On a more positive note, life is what you make it. I may not be placed in the prettiest or the most well-known prefecture in Japan, but by the time I leave, I’ll have explored a region that most people never even see! (Perhaps I’ll find out why people don’t go there? Or perhaps Ibaraki will turn out to be a hidden gem!) And really, relationships are the things to make or break your time in a foreign country. I could end up working with some really amazing teachers and students, and by the end of the year, I could be thanking whatever higher power placed me in Ibaraki.

Briefly, I’ll throw out all the culture about Ibaraki that I learned from Wikipedia: the prefecture is known for natto (strongly fermented soybeans), watermelons, agricultural products in general, and Aikido (a martial art). My first thought, after all my frantic Ibaraki-googling: “Well, everything is going to be okay.

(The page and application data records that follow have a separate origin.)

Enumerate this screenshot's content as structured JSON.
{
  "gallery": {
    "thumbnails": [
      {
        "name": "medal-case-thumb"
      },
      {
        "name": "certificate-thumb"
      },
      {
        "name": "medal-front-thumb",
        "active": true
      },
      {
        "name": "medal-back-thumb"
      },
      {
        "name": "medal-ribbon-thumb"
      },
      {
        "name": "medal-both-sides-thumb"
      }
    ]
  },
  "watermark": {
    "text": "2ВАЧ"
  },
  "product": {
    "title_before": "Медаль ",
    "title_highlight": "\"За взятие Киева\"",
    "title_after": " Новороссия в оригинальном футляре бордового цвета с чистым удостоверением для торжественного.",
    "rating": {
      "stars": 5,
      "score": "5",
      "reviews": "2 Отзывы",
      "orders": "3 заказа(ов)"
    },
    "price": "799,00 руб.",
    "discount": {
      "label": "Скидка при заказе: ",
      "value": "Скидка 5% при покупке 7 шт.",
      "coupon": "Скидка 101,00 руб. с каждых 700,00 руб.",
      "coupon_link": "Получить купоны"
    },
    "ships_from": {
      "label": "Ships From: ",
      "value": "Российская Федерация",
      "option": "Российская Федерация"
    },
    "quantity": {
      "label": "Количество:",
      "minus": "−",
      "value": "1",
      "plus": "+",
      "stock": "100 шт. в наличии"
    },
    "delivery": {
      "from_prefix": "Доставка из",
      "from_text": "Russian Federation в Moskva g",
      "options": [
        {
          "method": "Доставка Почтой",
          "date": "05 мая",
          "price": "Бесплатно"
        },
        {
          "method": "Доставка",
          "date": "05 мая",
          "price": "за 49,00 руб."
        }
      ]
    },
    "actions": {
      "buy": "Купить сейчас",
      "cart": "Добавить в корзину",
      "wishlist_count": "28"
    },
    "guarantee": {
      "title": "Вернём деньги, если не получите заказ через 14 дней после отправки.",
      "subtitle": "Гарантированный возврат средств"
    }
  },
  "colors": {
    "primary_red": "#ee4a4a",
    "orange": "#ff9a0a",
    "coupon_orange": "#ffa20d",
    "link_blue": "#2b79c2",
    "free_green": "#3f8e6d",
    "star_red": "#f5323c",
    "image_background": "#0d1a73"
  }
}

I like watermelon.” Also, one of my secret goals for the upcoming year is to begin learning a martial art; Judo has been on the brain, but perhaps I’ll switch to Aikido if any dojo is willing to take on an uncoordinated and confused foreigner like me. I imagine being placed in a class with 15 little Japanese kindergartners who all team up to bring me down.

If I seem a tiny bit negative about my placement, it’s because, well, I am a little disappointed. Apologies. This blog is my medium to record and share my thoughts. And right now, I’m wondering why the JET gods chose to put me in Ibaraki. I’m wondering what is in store for me in the upcoming year.

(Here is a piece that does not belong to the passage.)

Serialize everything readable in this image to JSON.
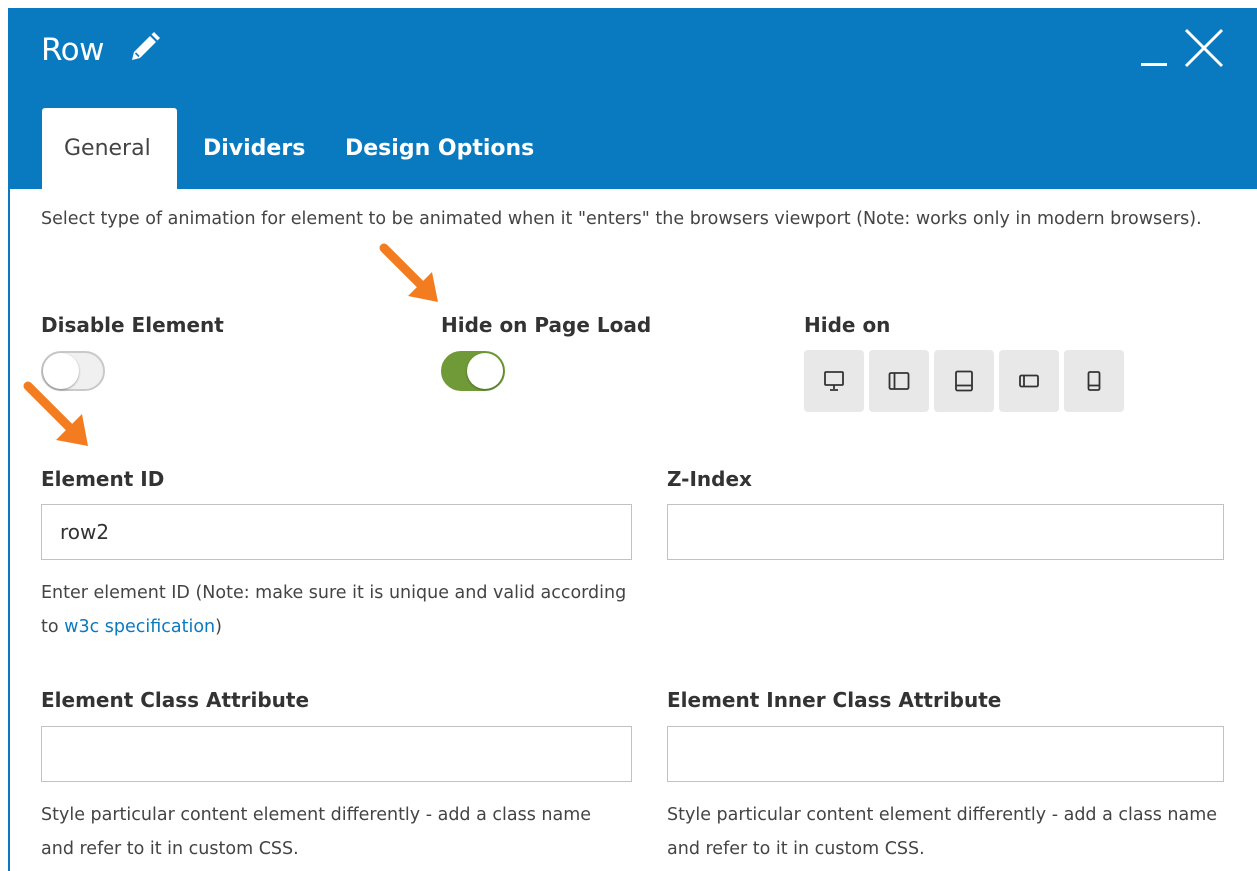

However, it’s not all doom and gloom. Although Ibaraki is not exactly what I was hoping for, it’s exciting news all the same. I’m one step closer… this is all becoming real! Because seriously, I’M GOING TO JAPAN!! So I’m setting off for Ibaraki with an open mind and an open heart.

And there’s still more to learn! (In other words: there’s still more to wait for). Ibaraki is not a tiny prefecture. I don’t know if I’ll be in a huge city or a tiny little village out in the countryside. I don’t know if I’ll be living on the coast, or near mountains (I’m really, really hoping for mountains) or in the middle of a flat plain, or on the shores of a lake. And I’m eager to find out.

Cheers to another few weeks of waiting!